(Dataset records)
┌──
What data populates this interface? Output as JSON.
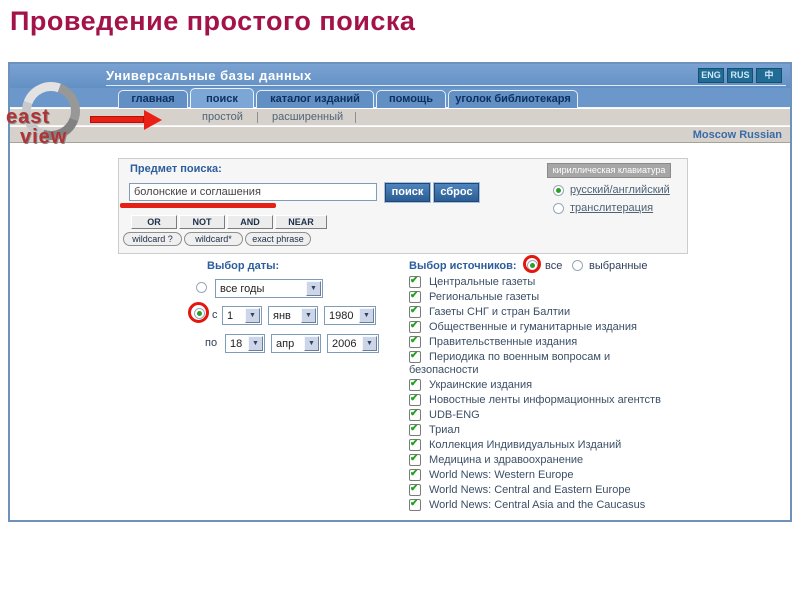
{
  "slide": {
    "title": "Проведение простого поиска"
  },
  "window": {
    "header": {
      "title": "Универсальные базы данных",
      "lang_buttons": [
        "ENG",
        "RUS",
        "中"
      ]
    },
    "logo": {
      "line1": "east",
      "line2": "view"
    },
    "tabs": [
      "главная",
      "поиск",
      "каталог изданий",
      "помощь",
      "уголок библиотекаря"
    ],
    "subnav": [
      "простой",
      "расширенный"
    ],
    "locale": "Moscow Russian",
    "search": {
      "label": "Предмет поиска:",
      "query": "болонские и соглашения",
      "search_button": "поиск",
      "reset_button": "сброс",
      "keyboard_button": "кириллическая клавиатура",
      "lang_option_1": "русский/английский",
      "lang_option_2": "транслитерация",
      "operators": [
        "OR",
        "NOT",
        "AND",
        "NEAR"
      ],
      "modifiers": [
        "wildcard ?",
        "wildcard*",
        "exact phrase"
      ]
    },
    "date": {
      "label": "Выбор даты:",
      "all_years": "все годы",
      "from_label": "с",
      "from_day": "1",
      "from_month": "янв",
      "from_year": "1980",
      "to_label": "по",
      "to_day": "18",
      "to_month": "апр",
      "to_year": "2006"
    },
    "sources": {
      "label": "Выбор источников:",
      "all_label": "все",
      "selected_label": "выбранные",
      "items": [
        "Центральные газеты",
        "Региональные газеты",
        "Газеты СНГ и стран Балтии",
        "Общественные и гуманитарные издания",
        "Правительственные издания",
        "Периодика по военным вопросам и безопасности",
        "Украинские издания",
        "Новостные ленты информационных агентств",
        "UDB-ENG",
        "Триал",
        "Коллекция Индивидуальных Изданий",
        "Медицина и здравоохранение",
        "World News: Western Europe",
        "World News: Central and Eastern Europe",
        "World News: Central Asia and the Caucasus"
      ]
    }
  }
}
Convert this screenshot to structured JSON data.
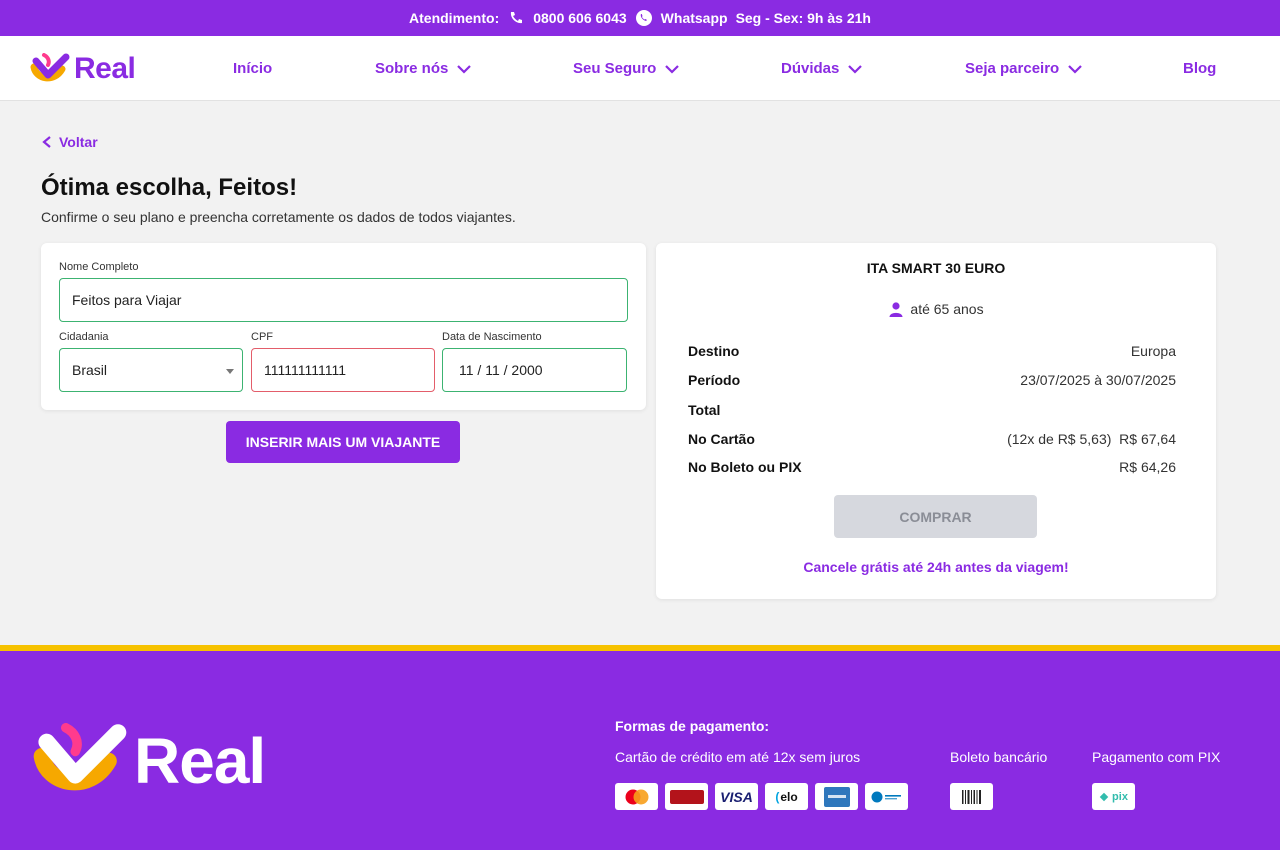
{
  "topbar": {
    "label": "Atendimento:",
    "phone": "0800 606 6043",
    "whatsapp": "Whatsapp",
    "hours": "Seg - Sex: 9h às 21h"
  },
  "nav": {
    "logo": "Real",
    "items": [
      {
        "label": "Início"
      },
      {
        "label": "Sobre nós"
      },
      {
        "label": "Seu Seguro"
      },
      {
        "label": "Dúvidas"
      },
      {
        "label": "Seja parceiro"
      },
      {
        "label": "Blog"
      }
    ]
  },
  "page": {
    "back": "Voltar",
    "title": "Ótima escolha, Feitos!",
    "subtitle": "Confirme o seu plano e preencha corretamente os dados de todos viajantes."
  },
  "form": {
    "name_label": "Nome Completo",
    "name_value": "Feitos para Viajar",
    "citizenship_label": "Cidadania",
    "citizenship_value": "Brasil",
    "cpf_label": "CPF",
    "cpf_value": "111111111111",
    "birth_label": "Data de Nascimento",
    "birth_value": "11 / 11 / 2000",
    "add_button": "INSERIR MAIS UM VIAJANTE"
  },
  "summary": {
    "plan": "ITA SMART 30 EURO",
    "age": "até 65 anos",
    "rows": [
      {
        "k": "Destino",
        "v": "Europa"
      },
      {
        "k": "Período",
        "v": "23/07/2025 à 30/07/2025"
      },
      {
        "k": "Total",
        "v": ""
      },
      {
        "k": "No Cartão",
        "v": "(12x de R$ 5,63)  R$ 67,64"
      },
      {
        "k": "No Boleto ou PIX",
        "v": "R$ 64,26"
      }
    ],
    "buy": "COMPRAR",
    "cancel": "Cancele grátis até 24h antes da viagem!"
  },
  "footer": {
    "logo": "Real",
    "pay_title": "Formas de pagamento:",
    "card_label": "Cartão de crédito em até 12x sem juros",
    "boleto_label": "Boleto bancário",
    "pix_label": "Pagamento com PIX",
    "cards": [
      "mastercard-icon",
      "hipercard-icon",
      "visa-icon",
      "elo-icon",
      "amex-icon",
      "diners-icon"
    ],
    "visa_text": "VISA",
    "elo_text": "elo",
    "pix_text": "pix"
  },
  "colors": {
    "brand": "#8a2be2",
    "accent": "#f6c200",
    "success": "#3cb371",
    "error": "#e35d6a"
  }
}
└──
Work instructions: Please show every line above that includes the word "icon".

Response below:
      "mastercard-icon",
      "hipercard-icon",
      "visa-icon",
      "elo-icon",
      "amex-icon",
      "diners-icon"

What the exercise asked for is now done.